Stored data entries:

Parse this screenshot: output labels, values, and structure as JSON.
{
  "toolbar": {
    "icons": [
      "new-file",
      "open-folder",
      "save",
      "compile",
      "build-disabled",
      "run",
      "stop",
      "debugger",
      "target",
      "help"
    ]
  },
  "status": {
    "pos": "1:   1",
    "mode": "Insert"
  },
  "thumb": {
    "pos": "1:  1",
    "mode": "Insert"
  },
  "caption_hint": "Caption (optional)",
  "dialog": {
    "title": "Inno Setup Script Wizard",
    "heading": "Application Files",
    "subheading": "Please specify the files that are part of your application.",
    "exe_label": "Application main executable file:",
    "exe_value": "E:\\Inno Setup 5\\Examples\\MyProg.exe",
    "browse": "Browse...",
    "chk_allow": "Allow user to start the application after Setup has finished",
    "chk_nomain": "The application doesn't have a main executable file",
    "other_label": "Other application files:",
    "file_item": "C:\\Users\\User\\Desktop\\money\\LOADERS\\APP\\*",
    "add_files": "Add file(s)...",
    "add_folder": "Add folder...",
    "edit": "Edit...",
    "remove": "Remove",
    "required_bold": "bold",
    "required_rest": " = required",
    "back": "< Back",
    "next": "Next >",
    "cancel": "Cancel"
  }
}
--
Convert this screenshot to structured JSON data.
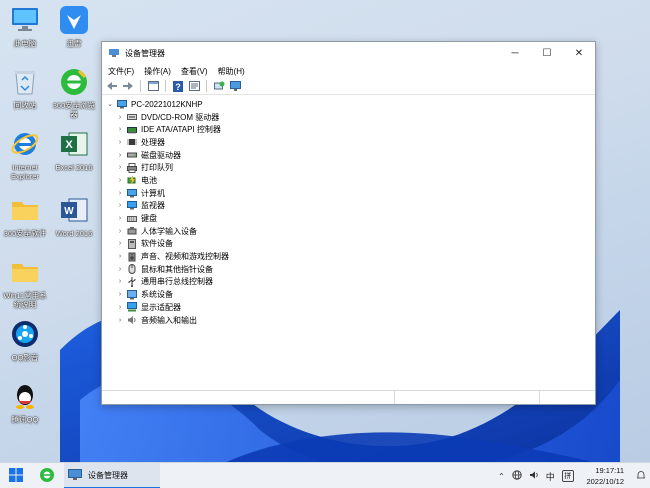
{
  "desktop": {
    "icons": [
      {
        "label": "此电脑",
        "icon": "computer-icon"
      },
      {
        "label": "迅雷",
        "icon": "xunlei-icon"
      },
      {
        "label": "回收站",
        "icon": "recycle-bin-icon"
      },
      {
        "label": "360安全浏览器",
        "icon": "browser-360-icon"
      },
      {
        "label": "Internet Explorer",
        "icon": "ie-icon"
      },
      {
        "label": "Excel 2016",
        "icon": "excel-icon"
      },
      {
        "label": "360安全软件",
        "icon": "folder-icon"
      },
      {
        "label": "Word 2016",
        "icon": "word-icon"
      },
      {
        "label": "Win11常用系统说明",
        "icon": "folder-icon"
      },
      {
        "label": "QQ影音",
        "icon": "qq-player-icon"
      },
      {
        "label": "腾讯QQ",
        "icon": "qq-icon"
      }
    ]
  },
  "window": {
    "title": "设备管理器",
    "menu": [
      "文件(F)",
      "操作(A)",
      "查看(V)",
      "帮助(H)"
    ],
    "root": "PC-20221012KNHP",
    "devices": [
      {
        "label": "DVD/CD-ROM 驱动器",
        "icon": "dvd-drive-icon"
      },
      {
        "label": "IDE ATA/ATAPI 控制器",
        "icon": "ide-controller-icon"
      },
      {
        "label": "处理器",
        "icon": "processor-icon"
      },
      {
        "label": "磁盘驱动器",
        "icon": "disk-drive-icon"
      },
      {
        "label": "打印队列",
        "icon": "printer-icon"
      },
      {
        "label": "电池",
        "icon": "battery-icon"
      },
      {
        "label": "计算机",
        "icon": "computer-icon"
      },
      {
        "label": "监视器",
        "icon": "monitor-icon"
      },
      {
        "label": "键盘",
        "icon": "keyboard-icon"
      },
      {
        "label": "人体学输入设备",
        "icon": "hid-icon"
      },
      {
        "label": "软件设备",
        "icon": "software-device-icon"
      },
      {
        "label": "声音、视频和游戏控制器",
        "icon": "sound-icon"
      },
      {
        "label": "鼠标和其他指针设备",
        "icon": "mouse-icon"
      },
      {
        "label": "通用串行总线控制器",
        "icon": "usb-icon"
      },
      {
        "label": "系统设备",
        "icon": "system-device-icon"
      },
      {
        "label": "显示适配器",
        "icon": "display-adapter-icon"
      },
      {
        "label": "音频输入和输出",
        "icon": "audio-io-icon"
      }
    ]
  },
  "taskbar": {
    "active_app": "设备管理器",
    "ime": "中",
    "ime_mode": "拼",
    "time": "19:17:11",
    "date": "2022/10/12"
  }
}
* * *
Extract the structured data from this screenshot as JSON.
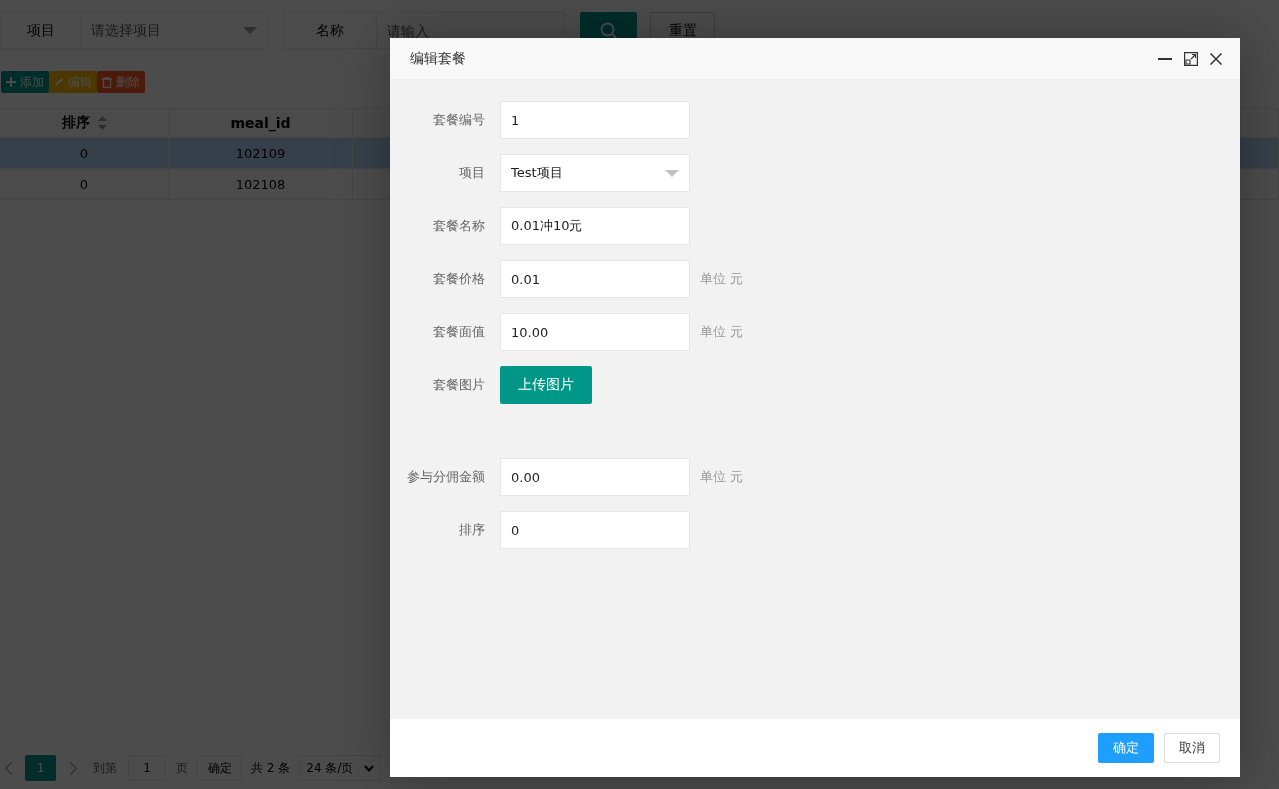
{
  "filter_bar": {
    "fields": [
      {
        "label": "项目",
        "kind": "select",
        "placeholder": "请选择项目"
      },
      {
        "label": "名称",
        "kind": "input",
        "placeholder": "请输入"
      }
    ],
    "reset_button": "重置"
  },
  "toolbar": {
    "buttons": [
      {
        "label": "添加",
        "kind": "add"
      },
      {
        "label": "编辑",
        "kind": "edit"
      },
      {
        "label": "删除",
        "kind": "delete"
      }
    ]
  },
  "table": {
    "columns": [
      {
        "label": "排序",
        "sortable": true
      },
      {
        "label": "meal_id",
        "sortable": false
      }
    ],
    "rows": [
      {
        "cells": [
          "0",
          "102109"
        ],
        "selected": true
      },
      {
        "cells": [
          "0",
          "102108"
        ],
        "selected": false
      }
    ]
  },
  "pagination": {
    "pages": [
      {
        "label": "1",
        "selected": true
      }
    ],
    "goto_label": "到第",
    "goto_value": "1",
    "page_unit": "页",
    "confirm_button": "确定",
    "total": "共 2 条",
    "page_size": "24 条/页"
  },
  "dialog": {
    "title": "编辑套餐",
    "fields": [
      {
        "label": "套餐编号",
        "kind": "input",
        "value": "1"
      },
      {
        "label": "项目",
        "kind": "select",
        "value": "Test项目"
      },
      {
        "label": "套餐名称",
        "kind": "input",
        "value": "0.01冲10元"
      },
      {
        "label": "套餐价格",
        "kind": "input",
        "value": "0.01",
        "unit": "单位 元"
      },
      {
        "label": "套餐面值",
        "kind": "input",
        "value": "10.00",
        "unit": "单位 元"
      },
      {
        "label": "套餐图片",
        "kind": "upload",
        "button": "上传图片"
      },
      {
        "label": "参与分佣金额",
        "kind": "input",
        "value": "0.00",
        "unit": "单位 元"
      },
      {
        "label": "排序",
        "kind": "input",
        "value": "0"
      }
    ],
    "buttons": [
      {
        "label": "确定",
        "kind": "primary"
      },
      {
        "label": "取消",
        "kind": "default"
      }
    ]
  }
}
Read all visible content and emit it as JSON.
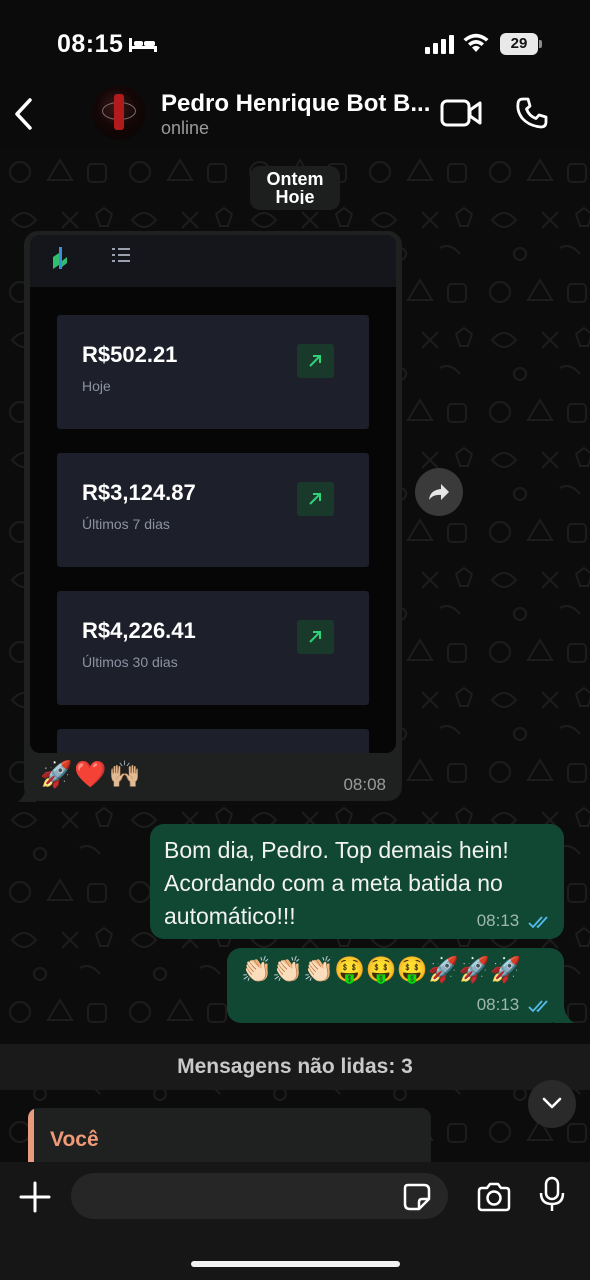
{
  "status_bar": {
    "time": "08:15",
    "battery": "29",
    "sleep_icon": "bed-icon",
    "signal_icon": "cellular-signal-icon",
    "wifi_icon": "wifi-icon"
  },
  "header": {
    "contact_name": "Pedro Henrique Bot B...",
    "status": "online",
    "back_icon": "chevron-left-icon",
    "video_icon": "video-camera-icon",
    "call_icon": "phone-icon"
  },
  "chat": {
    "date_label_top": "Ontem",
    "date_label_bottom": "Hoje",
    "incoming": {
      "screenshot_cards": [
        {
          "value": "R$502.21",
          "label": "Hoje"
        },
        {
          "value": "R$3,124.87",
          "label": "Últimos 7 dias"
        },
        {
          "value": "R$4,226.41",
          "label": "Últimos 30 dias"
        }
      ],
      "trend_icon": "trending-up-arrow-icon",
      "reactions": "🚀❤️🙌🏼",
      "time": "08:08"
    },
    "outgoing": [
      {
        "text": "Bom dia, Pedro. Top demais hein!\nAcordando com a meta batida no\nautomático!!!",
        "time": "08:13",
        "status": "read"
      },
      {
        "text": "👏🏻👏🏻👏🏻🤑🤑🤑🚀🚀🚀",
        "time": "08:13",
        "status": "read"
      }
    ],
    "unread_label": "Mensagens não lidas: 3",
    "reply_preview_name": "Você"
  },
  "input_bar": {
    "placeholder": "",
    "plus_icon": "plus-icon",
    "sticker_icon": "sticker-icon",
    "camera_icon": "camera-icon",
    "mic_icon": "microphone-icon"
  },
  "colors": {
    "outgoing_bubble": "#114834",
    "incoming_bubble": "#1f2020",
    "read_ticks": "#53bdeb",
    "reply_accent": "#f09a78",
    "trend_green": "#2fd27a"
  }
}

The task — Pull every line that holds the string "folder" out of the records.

Task answer —
      "open-folder",
    "add_folder": "Add folder...",
        "icon": "folder-icon"
        "icon": "folder-icon"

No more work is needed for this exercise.